* EXERCISE *
The answer should consist of each line from the data below that includes "success".

<<<<

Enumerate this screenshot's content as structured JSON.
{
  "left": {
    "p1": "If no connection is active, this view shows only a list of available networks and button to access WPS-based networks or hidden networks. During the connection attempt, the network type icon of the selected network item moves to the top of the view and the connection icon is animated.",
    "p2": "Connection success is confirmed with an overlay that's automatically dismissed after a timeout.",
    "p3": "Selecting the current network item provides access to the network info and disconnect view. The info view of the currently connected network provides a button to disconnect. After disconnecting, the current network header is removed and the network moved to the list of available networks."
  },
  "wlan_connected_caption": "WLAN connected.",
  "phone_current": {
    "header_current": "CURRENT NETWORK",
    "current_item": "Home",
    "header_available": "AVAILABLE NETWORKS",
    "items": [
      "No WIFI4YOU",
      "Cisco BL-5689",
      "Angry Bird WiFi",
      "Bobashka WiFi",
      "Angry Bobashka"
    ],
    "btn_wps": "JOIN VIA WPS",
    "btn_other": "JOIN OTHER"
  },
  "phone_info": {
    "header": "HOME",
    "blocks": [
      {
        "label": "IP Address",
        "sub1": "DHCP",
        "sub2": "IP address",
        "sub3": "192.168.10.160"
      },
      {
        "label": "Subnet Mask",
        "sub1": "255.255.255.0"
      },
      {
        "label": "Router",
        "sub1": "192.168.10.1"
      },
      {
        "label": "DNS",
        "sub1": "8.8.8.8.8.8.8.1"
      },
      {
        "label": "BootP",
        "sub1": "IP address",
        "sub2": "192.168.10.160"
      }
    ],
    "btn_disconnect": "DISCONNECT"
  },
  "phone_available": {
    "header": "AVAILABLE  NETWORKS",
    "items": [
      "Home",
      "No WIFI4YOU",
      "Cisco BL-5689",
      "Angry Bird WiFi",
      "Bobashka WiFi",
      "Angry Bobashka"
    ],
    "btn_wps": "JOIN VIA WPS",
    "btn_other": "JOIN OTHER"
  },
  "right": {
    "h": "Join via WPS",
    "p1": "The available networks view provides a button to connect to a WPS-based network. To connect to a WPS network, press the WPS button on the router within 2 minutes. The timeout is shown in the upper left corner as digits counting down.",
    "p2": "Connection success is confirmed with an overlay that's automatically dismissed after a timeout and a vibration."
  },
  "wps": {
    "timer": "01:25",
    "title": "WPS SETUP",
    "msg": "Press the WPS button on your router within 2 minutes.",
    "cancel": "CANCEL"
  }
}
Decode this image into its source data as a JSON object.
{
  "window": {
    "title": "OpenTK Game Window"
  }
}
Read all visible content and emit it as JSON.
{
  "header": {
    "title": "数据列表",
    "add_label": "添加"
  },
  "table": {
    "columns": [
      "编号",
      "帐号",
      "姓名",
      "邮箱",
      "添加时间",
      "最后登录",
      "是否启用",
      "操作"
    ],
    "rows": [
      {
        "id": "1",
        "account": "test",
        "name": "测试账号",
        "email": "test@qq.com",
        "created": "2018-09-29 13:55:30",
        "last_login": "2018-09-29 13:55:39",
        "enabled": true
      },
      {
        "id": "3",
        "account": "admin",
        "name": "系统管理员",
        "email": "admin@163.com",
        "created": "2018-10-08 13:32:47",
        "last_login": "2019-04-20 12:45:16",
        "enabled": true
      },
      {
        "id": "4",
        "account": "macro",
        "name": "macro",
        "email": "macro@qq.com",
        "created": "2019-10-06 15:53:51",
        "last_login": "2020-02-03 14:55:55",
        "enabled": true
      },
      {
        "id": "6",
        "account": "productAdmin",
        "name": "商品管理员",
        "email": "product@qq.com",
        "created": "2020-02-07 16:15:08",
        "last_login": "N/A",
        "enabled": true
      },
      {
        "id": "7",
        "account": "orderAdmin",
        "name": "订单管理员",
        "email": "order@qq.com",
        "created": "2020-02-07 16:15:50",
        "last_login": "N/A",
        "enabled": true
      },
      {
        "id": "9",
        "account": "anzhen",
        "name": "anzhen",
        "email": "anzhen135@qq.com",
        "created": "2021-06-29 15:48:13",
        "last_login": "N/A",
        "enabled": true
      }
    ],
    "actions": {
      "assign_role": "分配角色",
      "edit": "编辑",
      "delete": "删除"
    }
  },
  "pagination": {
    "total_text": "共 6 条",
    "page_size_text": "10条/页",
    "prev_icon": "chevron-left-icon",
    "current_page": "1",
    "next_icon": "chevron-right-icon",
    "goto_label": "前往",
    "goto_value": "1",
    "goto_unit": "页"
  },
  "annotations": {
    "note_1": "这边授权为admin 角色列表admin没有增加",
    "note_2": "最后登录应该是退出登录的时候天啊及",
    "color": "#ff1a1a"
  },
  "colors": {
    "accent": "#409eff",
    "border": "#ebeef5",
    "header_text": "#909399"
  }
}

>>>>

* RESPONSE AREA *
    "p2": "Connection success is confirmed with an overlay that's automatically dismissed after a timeout.",
    "p2": "Connection success is confirmed with an overlay that's automatically dismissed after a timeout and a vibration."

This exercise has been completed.